__PROBLEM DETAILS__: Only a number is wanted here: the count of lines in the entries below that contain the word "icon".
>>>>>
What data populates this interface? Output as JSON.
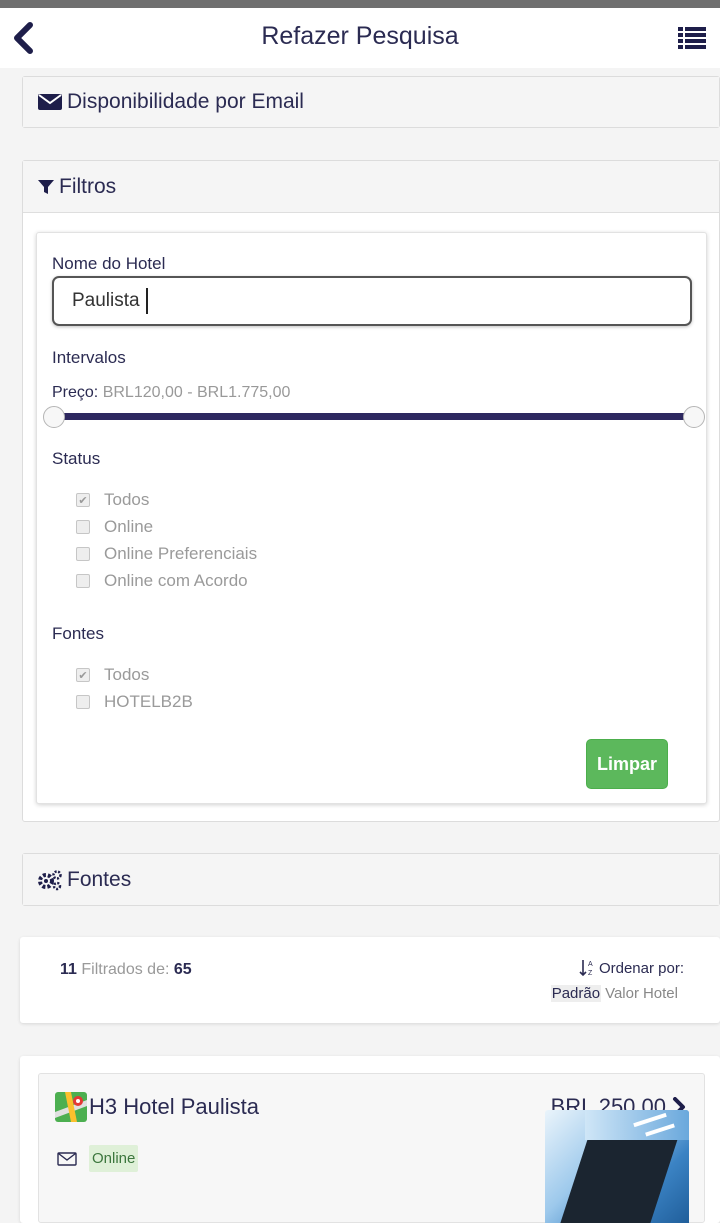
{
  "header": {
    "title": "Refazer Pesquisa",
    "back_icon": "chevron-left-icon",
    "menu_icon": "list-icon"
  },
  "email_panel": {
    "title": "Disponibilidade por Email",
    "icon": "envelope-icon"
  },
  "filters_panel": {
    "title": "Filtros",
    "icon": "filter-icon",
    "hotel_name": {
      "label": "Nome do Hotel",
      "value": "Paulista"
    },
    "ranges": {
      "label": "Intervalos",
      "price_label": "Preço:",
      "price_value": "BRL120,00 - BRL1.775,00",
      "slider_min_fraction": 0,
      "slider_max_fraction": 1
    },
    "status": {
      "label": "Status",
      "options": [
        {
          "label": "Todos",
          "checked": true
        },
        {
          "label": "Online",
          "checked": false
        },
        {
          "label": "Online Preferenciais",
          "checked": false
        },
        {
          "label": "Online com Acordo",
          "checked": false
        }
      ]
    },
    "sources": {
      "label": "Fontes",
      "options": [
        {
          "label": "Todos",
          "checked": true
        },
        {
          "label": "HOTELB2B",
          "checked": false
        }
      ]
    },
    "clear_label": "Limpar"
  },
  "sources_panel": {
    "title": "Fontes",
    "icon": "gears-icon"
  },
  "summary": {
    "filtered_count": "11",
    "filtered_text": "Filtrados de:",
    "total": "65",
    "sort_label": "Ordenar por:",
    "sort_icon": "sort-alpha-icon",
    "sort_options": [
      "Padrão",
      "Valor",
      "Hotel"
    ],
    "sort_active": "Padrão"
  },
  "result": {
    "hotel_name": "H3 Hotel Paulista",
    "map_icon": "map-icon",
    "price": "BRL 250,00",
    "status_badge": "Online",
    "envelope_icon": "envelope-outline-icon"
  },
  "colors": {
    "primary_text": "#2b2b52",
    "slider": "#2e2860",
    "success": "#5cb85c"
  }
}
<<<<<
__WRITTEN REPLY__: 8